:: Action item ::
With the exception of the pictures, write out the data below precisely.

BEGIN Data to use

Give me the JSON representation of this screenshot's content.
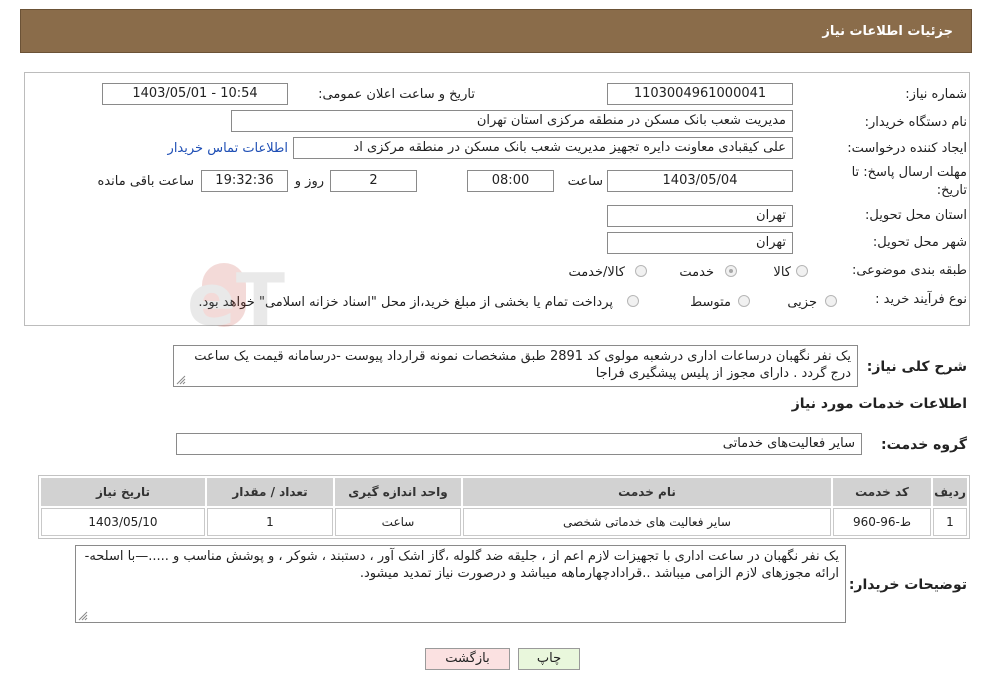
{
  "header": {
    "title": "جزئیات اطلاعات نیاز"
  },
  "form": {
    "need_number_label": "شماره نیاز:",
    "need_number": "1103004961000041",
    "announce_label": "تاریخ و ساعت اعلان عمومی:",
    "announce_value": "1403/05/01 - 10:54",
    "buyer_org_label": "نام دستگاه خریدار:",
    "buyer_org": "مدیریت شعب بانک مسکن در منطقه مرکزی استان تهران",
    "creator_label": "ایجاد کننده درخواست:",
    "creator": "علی کیقبادی معاونت دایره تجهیز مدیریت شعب بانک مسکن در منطقه مرکزی اد",
    "contact_link": "اطلاعات تماس خریدار",
    "deadline_label_1": "مهلت ارسال پاسخ: تا",
    "deadline_label_2": "تاریخ:",
    "deadline_date": "1403/05/04",
    "hour_label": "ساعت",
    "deadline_time": "08:00",
    "days_value": "2",
    "days_label": "روز و",
    "remaining_time": "19:32:36",
    "remaining_label": "ساعت باقی مانده",
    "province_label": "استان محل تحویل:",
    "province": "تهران",
    "city_label": "شهر محل تحویل:",
    "city": "تهران",
    "category_label": "طبقه بندی موضوعی:",
    "category_options": [
      "کالا",
      "خدمت",
      "کالا/خدمت"
    ],
    "category_selected": "خدمت",
    "process_label": "نوع فرآیند خرید :",
    "process_options": [
      "جزیی",
      "متوسط"
    ],
    "payment_note": "پرداخت تمام یا بخشی از مبلغ خرید،از محل \"اسناد خزانه اسلامی\" خواهد بود."
  },
  "summary": {
    "label": "شرح کلی نیاز:",
    "text": "یک نفر نگهبان درساعات اداری درشعبه مولوی کد 2891 طبق مشخصات نمونه قرارداد پیوست -درسامانه قیمت یک ساعت درج گردد . دارای مجوز از پلیس پیشگیری فراجا"
  },
  "services": {
    "section_title": "اطلاعات خدمات مورد نیاز",
    "group_label": "گروه خدمت:",
    "group_value": "سایر فعالیت‌های خدماتی",
    "columns": [
      "ردیف",
      "کد خدمت",
      "نام خدمت",
      "واحد اندازه گیری",
      "تعداد / مقدار",
      "تاریخ نیاز"
    ],
    "rows": [
      [
        "1",
        "ط-96-960",
        "سایر فعالیت های خدماتی شخصی",
        "ساعت",
        "1",
        "1403/05/10"
      ]
    ]
  },
  "buyer_notes": {
    "label": "توضیحات خریدار:",
    "text": "یک نفر نگهبان در ساعت اداری با تجهیزات لازم اعم از ، جلیقه ضد گلوله ،گاز اشک آور ، دستبند ، شوکر ، و پوشش مناسب و .....—با اسلحه- ارائه مجوزهای لازم الزامی میباشد ..قرادادچهارماهه میباشد و درصورت نیاز تمدید میشود."
  },
  "actions": {
    "print": "چاپ",
    "back": "بازگشت"
  },
  "watermark": {
    "text": "AriaTender.neT"
  },
  "colors": {
    "header": "#8a6c4a",
    "link": "#1f4fb5",
    "print_btn": "#e9f7dc",
    "back_btn": "#fbe1e1"
  }
}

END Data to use

:: Task response ::
Give me the JSON representation of this screenshot's content.
{
  "header": {
    "title": "جزئیات اطلاعات نیاز"
  },
  "form": {
    "need_number_label": "شماره نیاز:",
    "need_number": "1103004961000041",
    "announce_label": "تاریخ و ساعت اعلان عمومی:",
    "announce_value": "1403/05/01 - 10:54",
    "buyer_org_label": "نام دستگاه خریدار:",
    "buyer_org": "مدیریت شعب بانک مسکن در منطقه مرکزی استان تهران",
    "creator_label": "ایجاد کننده درخواست:",
    "creator": "علی کیقبادی معاونت دایره تجهیز مدیریت شعب بانک مسکن در منطقه مرکزی اد",
    "contact_link": "اطلاعات تماس خریدار",
    "deadline_label_1": "مهلت ارسال پاسخ: تا",
    "deadline_label_2": "تاریخ:",
    "deadline_date": "1403/05/04",
    "hour_label": "ساعت",
    "deadline_time": "08:00",
    "days_value": "2",
    "days_label": "روز و",
    "remaining_time": "19:32:36",
    "remaining_label": "ساعت باقی مانده",
    "province_label": "استان محل تحویل:",
    "province": "تهران",
    "city_label": "شهر محل تحویل:",
    "city": "تهران",
    "category_label": "طبقه بندی موضوعی:",
    "category_options": [
      "کالا",
      "خدمت",
      "کالا/خدمت"
    ],
    "category_selected": "خدمت",
    "process_label": "نوع فرآیند خرید :",
    "process_options": [
      "جزیی",
      "متوسط"
    ],
    "payment_note": "پرداخت تمام یا بخشی از مبلغ خرید،از محل \"اسناد خزانه اسلامی\" خواهد بود."
  },
  "summary": {
    "label": "شرح کلی نیاز:",
    "text": "یک نفر نگهبان درساعات اداری درشعبه مولوی کد 2891 طبق مشخصات نمونه قرارداد پیوست -درسامانه قیمت یک ساعت درج گردد . دارای مجوز از پلیس پیشگیری فراجا"
  },
  "services": {
    "section_title": "اطلاعات خدمات مورد نیاز",
    "group_label": "گروه خدمت:",
    "group_value": "سایر فعالیت‌های خدماتی",
    "columns": [
      "ردیف",
      "کد خدمت",
      "نام خدمت",
      "واحد اندازه گیری",
      "تعداد / مقدار",
      "تاریخ نیاز"
    ],
    "rows": [
      [
        "1",
        "ط-96-960",
        "سایر فعالیت های خدماتی شخصی",
        "ساعت",
        "1",
        "1403/05/10"
      ]
    ]
  },
  "buyer_notes": {
    "label": "توضیحات خریدار:",
    "text": "یک نفر نگهبان در ساعت اداری با تجهیزات لازم اعم از ، جلیقه ضد گلوله ،گاز اشک آور ، دستبند ، شوکر ، و پوشش مناسب و .....—با اسلحه- ارائه مجوزهای لازم الزامی میباشد ..قرادادچهارماهه میباشد و درصورت نیاز تمدید میشود."
  },
  "actions": {
    "print": "چاپ",
    "back": "بازگشت"
  },
  "watermark": {
    "text": "AriaTender.neT"
  },
  "colors": {
    "header": "#8a6c4a",
    "link": "#1f4fb5",
    "print_btn": "#e9f7dc",
    "back_btn": "#fbe1e1"
  }
}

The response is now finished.